Documents, presentation materials, and other resources from AALL 2012 Boston are available online. Hosted by Legal Informatics Blogs viewers can access blog posts and the conference program. Also from AALL 2012, it’s not often that the Digests/Key Numbers are championed and we are lucky to have had University of Colorado Boulder Professors present their paper: The Case for Curation: The Relevance of Digest and Citator Results in Westlaw and Lexis. Adding to the fun, check-out the archived twitter hash-tag feed.
On July 10, 2012, Representatives Leonard Lance (R-NJ-07) and Mike Quigley (D-Ill-05) introduced H. Res. 727, the Public Access to Congressional Research Service Reports Resolution of 2012. The resolution would require the Congressional Research Service (CRS) to make certain reports publicly available in a searchable database. Visit AALL’s Legislative Action Center to find out more and learn how you can support H. Res. 727.
Big box stores are a little frightening. Like casinos, there are no visible clocks and few windows, so you never know quite where you are or how long you’ve been wandering the aisles until your cart rings up at a whopping $300.
Patrons of the new McAllen Public Library, built in a former Walmart in McAllen, Texas, may find themselves lost amid a football field of books but won’t spend a dime for hours wiled away in search of a good read. The library recently won the International Interior Design Association’s 2012 Library Interior Design Awards for its innovative use of space. Check out the other award winners and ogle with envy some of the hippest new library spaces around: Ida.org.

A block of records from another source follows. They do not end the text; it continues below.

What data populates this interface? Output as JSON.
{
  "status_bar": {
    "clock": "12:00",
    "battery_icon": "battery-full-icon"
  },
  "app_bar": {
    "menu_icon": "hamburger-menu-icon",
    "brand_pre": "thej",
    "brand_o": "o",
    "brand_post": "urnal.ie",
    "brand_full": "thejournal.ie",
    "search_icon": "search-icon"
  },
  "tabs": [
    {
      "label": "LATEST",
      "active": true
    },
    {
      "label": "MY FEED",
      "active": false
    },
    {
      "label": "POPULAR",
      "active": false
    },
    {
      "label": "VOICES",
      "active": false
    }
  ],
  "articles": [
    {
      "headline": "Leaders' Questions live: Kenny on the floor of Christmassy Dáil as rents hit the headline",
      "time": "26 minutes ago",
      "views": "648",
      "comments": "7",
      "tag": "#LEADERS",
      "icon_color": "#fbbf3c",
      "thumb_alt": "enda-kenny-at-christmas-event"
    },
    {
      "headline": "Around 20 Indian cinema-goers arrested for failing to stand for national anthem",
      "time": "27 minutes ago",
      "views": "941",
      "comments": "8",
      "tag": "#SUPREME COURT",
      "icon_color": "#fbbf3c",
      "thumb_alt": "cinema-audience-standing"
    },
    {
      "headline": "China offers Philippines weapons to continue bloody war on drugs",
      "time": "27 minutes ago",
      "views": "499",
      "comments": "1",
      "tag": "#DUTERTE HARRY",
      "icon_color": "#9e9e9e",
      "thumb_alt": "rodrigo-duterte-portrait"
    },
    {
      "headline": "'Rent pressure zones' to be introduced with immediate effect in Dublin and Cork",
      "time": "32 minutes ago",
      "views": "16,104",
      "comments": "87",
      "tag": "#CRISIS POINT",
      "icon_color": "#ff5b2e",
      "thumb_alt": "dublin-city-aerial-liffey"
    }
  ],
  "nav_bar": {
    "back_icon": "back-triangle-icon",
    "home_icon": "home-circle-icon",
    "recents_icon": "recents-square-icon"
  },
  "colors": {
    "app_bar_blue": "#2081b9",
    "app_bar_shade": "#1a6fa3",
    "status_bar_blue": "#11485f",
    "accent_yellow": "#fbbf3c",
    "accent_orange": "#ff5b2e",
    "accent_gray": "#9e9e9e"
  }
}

Not everybody loves the library. After all, if you were banished there like Molly Ringwald in The Breakfast Club for a day of detention with high school hoodlums you wouldn’t deign to acknowledge, why would you elect to spend time there? There are plenty of libraries that are great architectural spaces, but there are still plenty of dismal old-school, popcorn-ceiling structures better suited for funeral homes than for cozy reading spaces.
Thankfully, for those who have an aversion to libraries, they never need enter one to take full advantage of our offerings. With the availability of e-books and online databases, we can reach out to the agoraphobics with voracious reading appetites and the octo-moms who can’t seem to find childcare. The challenge is how best to promote our services to potential patrons who don’t visit our physical spaces. A recent Pew Research Center study shows that 48% of the people who own an e-book reading device didn’t know that their library had e-books available for download. The study also notes that library card holders who own e-readers prefer to buy their e-books. These patrons are typically getting recommendations from bookstores and websites rather than their libraries which likely explains their purchasing patterns.
How can we drive traffic to our sites when we’re not able to advertise our offerings the way for-profit entities do? The Austrian town of Klagenfurt has figured out an ingenious way to bring knowledge and an awareness of e-books to its inhabitants. Through an initiative called Project Ingeborg, stickers equipped with QR codes and NFC chips are posted throughout the town. The stickers direct your smartphone to a website where you can download free e-books. Scan the sticker next to the police station, and you are directed to download a short story called The Murderer.
Wouldn’t it be amazing if our city and library could collaborate on a similar project? The library is already a government entity, so it seems a natural fit. We could promote our libraries outside of our space which is essential to expanding our patron base.